● EXERCISE DESCRIPTION
Repeat the entire listing exactly as written.

● INFORMATION PROVIDED
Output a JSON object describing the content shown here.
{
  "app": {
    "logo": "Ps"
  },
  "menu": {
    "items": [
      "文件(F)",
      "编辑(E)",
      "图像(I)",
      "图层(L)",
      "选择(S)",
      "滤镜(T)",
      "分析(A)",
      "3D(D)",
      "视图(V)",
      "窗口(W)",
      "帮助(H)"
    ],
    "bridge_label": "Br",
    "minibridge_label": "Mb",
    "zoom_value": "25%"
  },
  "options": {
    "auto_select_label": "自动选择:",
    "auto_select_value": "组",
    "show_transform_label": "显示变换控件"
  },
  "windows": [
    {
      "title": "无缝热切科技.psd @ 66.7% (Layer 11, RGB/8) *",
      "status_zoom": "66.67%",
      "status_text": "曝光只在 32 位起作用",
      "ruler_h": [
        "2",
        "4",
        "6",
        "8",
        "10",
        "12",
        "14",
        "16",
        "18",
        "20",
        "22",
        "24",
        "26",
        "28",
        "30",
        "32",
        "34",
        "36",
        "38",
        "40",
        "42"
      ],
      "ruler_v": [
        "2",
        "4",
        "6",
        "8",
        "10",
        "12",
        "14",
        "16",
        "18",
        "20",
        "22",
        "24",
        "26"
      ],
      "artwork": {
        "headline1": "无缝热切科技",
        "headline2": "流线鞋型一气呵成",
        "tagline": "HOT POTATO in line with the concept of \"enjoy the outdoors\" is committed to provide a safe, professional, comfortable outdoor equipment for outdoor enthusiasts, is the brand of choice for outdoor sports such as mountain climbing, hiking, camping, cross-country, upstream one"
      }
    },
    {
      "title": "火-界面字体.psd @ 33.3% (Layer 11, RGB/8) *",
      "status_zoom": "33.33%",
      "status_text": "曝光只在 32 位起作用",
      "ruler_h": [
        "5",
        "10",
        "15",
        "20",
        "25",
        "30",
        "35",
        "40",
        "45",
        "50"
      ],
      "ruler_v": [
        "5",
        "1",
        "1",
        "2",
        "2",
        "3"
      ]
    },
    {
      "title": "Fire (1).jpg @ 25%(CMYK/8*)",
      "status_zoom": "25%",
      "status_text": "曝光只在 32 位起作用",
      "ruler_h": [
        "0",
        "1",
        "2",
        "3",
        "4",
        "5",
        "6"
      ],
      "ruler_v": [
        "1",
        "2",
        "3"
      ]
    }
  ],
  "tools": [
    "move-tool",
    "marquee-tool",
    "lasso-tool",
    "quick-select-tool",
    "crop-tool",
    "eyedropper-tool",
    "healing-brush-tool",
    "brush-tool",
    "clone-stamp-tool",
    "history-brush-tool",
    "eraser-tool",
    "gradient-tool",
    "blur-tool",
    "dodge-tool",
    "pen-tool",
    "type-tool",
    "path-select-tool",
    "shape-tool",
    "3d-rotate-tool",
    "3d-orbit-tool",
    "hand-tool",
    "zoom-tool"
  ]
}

● TASK ANSWER
Output a JSON object describing the content shown here.
{
  "app": {
    "logo": "Ps"
  },
  "menu": {
    "items": [
      "文件(F)",
      "编辑(E)",
      "图像(I)",
      "图层(L)",
      "选择(S)",
      "滤镜(T)",
      "分析(A)",
      "3D(D)",
      "视图(V)",
      "窗口(W)",
      "帮助(H)"
    ],
    "bridge_label": "Br",
    "minibridge_label": "Mb",
    "zoom_value": "25%"
  },
  "options": {
    "auto_select_label": "自动选择:",
    "auto_select_value": "组",
    "show_transform_label": "显示变换控件"
  },
  "windows": [
    {
      "title": "无缝热切科技.psd @ 66.7% (Layer 11, RGB/8) *",
      "status_zoom": "66.67%",
      "status_text": "曝光只在 32 位起作用",
      "ruler_h": [
        "2",
        "4",
        "6",
        "8",
        "10",
        "12",
        "14",
        "16",
        "18",
        "20",
        "22",
        "24",
        "26",
        "28",
        "30",
        "32",
        "34",
        "36",
        "38",
        "40",
        "42"
      ],
      "ruler_v": [
        "2",
        "4",
        "6",
        "8",
        "10",
        "12",
        "14",
        "16",
        "18",
        "20",
        "22",
        "24",
        "26"
      ],
      "artwork": {
        "headline1": "无缝热切科技",
        "headline2": "流线鞋型一气呵成",
        "tagline": "HOT POTATO in line with the concept of \"enjoy the outdoors\" is committed to provide a safe, professional, comfortable outdoor equipment for outdoor enthusiasts, is the brand of choice for outdoor sports such as mountain climbing, hiking, camping, cross-country, upstream one"
      }
    },
    {
      "title": "火-界面字体.psd @ 33.3% (Layer 11, RGB/8) *",
      "status_zoom": "33.33%",
      "status_text": "曝光只在 32 位起作用",
      "ruler_h": [
        "5",
        "10",
        "15",
        "20",
        "25",
        "30",
        "35",
        "40",
        "45",
        "50"
      ],
      "ruler_v": [
        "5",
        "1",
        "1",
        "2",
        "2",
        "3"
      ]
    },
    {
      "title": "Fire (1).jpg @ 25%(CMYK/8*)",
      "status_zoom": "25%",
      "status_text": "曝光只在 32 位起作用",
      "ruler_h": [
        "0",
        "1",
        "2",
        "3",
        "4",
        "5",
        "6"
      ],
      "ruler_v": [
        "1",
        "2",
        "3"
      ]
    }
  ],
  "tools": [
    "move-tool",
    "marquee-tool",
    "lasso-tool",
    "quick-select-tool",
    "crop-tool",
    "eyedropper-tool",
    "healing-brush-tool",
    "brush-tool",
    "clone-stamp-tool",
    "history-brush-tool",
    "eraser-tool",
    "gradient-tool",
    "blur-tool",
    "dodge-tool",
    "pen-tool",
    "type-tool",
    "path-select-tool",
    "shape-tool",
    "3d-rotate-tool",
    "3d-orbit-tool",
    "hand-tool",
    "zoom-tool"
  ]
}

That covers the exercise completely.